Series, a row. [L.] L. series, a row. - L. serere, to join or bind together [pp. sertus].
desert , a waste. [F. - L.] O.F. desert, a wilderness. - L. desertus, waste; pp. of deserere, to desert, abandon. - L. de, away [negative]; serere, to join.
Dürer's Saint Jerome in his Study has often been interpreted in conjunction with two other master engravings (Meisterstiche) by the artist, also from 1513-14- Knight, Death and the Devil (1513; AMAM inv. 44.29), and Melencolia (1514)--and viewed especially as a spiritual (if not formal) pendant to the latter work.
Weber suggested that the Saint Jerome and Melencolia corresponded to the traditional scholastic divisions of secular and divine knowledge; and that Saint Jerome, who consciously relinquished the former for the latter, was the perfect example of divinely inspired erudition. Panofsky further contrasted the brooding angst and disordered surroundings of the tormented genius in Melencolia with the peaceful diligence and ordered efficiency of Saint Jerome; the Saint Jerome "opposes a life in the service of God to what may be called [in the Melencolia] a life in competition with God."
Saturday, 24 October 2009
Friday, 23 October 2009
You are invited to reverberate in LOCUS initiated by Claire Morales
Voices utterances echoes resonant frequencies
Claire Morales utilizes the HOVEL time and space as a lab of transparent process to investigate sound transformation, creating a living system, detecting sound emission in out around the space.
Exploring environmental noise with custom-built software using Pure Data [Pd], a real-time graphical programming environment that is ever developing, ever changing according to the intentions of its users.

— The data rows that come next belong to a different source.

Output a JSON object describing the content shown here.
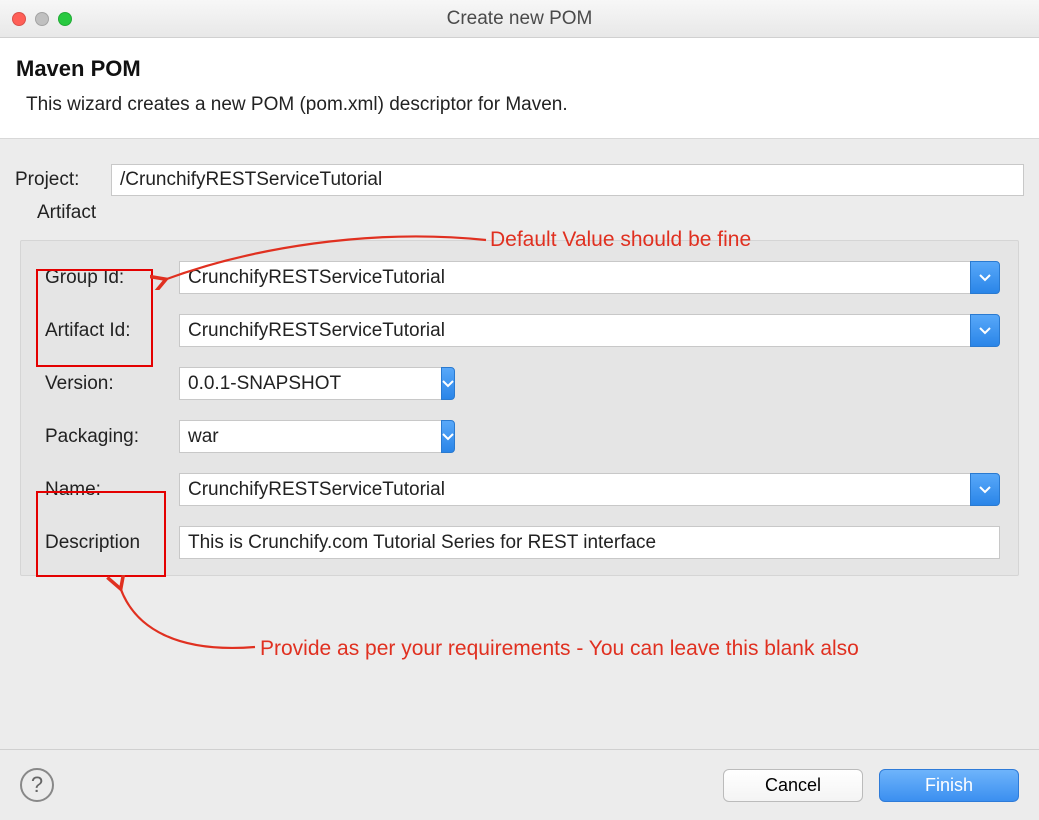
{
  "window": {
    "title": "Create new POM"
  },
  "header": {
    "title": "Maven POM",
    "description": "This wizard creates a new POM (pom.xml) descriptor for Maven."
  },
  "project": {
    "label": "Project:",
    "value": "/CrunchifyRESTServiceTutorial"
  },
  "artifact": {
    "legend": "Artifact",
    "group_id_label": "Group Id:",
    "group_id_value": "CrunchifyRESTServiceTutorial",
    "artifact_id_label": "Artifact Id:",
    "artifact_id_value": "CrunchifyRESTServiceTutorial",
    "version_label": "Version:",
    "version_value": "0.0.1-SNAPSHOT",
    "packaging_label": "Packaging:",
    "packaging_value": "war",
    "name_label": "Name:",
    "name_value": "CrunchifyRESTServiceTutorial",
    "description_label": "Description",
    "description_value": "This is Crunchify.com Tutorial Series for REST interface"
  },
  "annotations": {
    "top": "Default Value should be fine",
    "bottom": "Provide as per your requirements - You can leave this blank also"
  },
  "footer": {
    "cancel": "Cancel",
    "finish": "Finish"
  }
}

The frequencies that visitors create in the space are absorbed into the system interacting with the acoustics and fed back; the somatic dynamic nourishing the locus uroborus with presence.
This is the fifth intervention by an individual artist at HOVEL.
Address: 37 Evelina Mansions,
New Church Road
Camberwell, SE5 7JW
The space is Open for transverberation throughout the week starting Monday 19th October until Sunday 25th October 12 - 6pm.
Culmination: 25th October 4 - 8pm
From Camberwell Rd. go to Bowyer Pl onto New Church Rd.
Transport: Elephant, Buses to Camberwell, 35, 40, 45, 171, 68, 12.
From Oval, Buses 36, 185, 436
Thursday, 22 October 2009
Monday, 19 October 2009
Further expanding the already large class of Foucauldian apparatuses, I shall call an apparatus literally anything that has in some way the capacity to capture, orient, determine, intercept, model, control, or secure the gestures, behaviors, opinions, or discourses of living beings. Not only, therefore, prisons, madhouses, the panopticon, schools, confession, factories, disciplines, judicial measures, and so forth (whose connection with power is in a certain sense evident), but also the pen, writing, literature, philosophy, agriculture, cigarettes, navigation, computers, cellular telephones and--why not--language itself, which is perhaps the most ancient of apparatuses--one in which thousands and thousands of years ago a primate inadvertently let himself be captured, probably without realizing the consequences that he was about to face.
Saturday, 17 October 2009
Wednesday, 14 October 2009
(Kittler, Es gibt keine Software. In: ders.: Draculas Vermächtnis. Technische Schriften).